Designers' Must-Read Advice For Making It in the Industry

Sep 7, 2017

Designers' Must-Read Advice For Making It in the Industry

What does it take to make it in fashion in 2017? A perfect storm of talent, vision, determination and well, a little bit of luck. X factor. Je ne sais quoi. 

While each of this year’s CFDA {Fashion Incubator} brands have all of the above in spades, there’s no denying their success happened overnight—or alone. Here at INTERMIX, we love to discover new and emerging talent, and keeping that in mind, we asked each the {Fashion Incubator} Class of 2018 to share their best pieces of advice for aspiring designers. Here’s what they had to say:

Believe in your message

Maintaining a strong brand identity is key for establishing oneself in any industry; however, fashion has the added elements of emotion and perception that play into a customer's decision to swipe a credit card. “Stand your ground on what your ethos is for your collection,” says Katie Deguzman of K/ller Collection. “Feel really strongly about it and stand behind it.” Echoing that sentiment is Alix’s Alexandra Alvarez: “It’s definitely not easy, but it’s really important to stay true to what you’re doing and stay focused.”

And to that point, if you’re genuinely inspired by your work, it'll show in the final product—and also make your job much more fun. “Do something you believe in and something that you’re passionate about,” advises Haerfest’s Tim Joo.

Do your homework

Don’t let the runway shows and fancy invite-only parties fool you; at the end of the day, fashion is a multi-billion dollar industry, a machine in the business of beautiful clothes. “Make sure you learn as much as you can, because [fashion] definitely is still a business,” says Brother Vellies’ Aurora James. “We need to make sure that we’re also understanding the business side so we can build a strong company that supports the designs.” 

Attitude is everything

When you’re working around the clock, having a positive mindset and being able to work with a team is just as necessary as needle and thread. “Attitude is really important because you can always learn design skills, but [a poor] attitude is one of those things where it’s not necessarily easy to work with,” says Dan Joo of Haerfest.

Know your muse

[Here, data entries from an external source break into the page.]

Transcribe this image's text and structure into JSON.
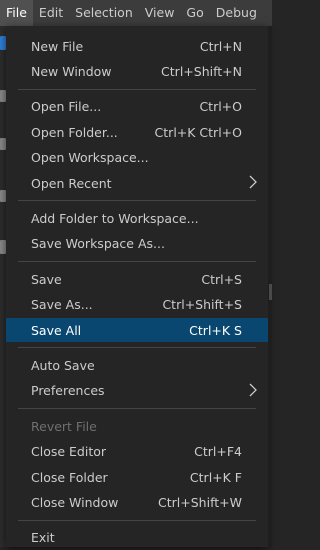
{
  "menubar": {
    "items": [
      {
        "label": "File",
        "active": true
      },
      {
        "label": "Edit"
      },
      {
        "label": "Selection"
      },
      {
        "label": "View"
      },
      {
        "label": "Go"
      },
      {
        "label": "Debug"
      }
    ]
  },
  "file_menu": {
    "groups": [
      [
        {
          "label": "New File",
          "shortcut": "Ctrl+N"
        },
        {
          "label": "New Window",
          "shortcut": "Ctrl+Shift+N"
        }
      ],
      [
        {
          "label": "Open File...",
          "shortcut": "Ctrl+O"
        },
        {
          "label": "Open Folder...",
          "shortcut": "Ctrl+K Ctrl+O"
        },
        {
          "label": "Open Workspace...",
          "shortcut": ""
        },
        {
          "label": "Open Recent",
          "shortcut": "",
          "submenu": true
        }
      ],
      [
        {
          "label": "Add Folder to Workspace...",
          "shortcut": ""
        },
        {
          "label": "Save Workspace As...",
          "shortcut": ""
        }
      ],
      [
        {
          "label": "Save",
          "shortcut": "Ctrl+S"
        },
        {
          "label": "Save As...",
          "shortcut": "Ctrl+Shift+S"
        },
        {
          "label": "Save All",
          "shortcut": "Ctrl+K S",
          "highlighted": true
        }
      ],
      [
        {
          "label": "Auto Save",
          "shortcut": ""
        },
        {
          "label": "Preferences",
          "shortcut": "",
          "submenu": true
        }
      ],
      [
        {
          "label": "Revert File",
          "shortcut": "",
          "disabled": true
        },
        {
          "label": "Close Editor",
          "shortcut": "Ctrl+F4"
        },
        {
          "label": "Close Folder",
          "shortcut": "Ctrl+K F"
        },
        {
          "label": "Close Window",
          "shortcut": "Ctrl+Shift+W"
        }
      ],
      [
        {
          "label": "Exit",
          "shortcut": ""
        }
      ]
    ]
  },
  "colors": {
    "menubar_bg": "#3c3c3c",
    "menu_bg": "#252526",
    "highlight_bg": "#094771",
    "text": "#cccccc",
    "disabled_text": "#6f6f6f",
    "separator": "#454545"
  }
}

While adjectives are great to keep in mind during the design process, try and identify a specific muse or quintessential client who really inspires the look and feel of the brand; This was essential for the husband and wife duo behind Haus Alkire: “Know your consumer early on rather than later,” says Julie Alkire. “In the past, you could experiment with product and see how it does in stores, but [now] you really need to have that vision for yourself so that when you get to the store, it’s already successful.”

Identify a void—and fill it

Fashion is inherently competitive and subjective, but just like any other brand, it’s important to approach a launch as serving a need that has yet to be met. “Design around a need in the market as opposed to something you just want to put out in the world,” recommends Julie Alkire, whose demi-eponymous label emerged as an option for clients to get custom pieces made at a ready-to-wear price point.

Standing out from the pack is also a must—you don’t need us to tell you how oversaturated the market is in 2017, right? Keeping that in mind, womenswear designer Ji Oh advises young talent to “make yourself different from others and always be true to yourself.”

Never give up

It’s an adage for a reason. None of the designers in this program would be where they were if they gave into insecurities and people who said they’d never ‘make it’. “If you really have the passion and the fire, then you have to just put everything into it,” says Yestadt Millinery’s Molly Yestadt, whose designs have graced the runways of some of the biggest international fashion labels. “Just put your heart into it and keep going.”

And finally, don’t settle. (This goes for anything, really, but is especially true in the stiletto-cutthroat world of fashion.) “If you have a vision of where you want to go, don’t water it down,” says K/ller Collection’s Katie Deguzman. “Go for what your goal is.”

Shop the Story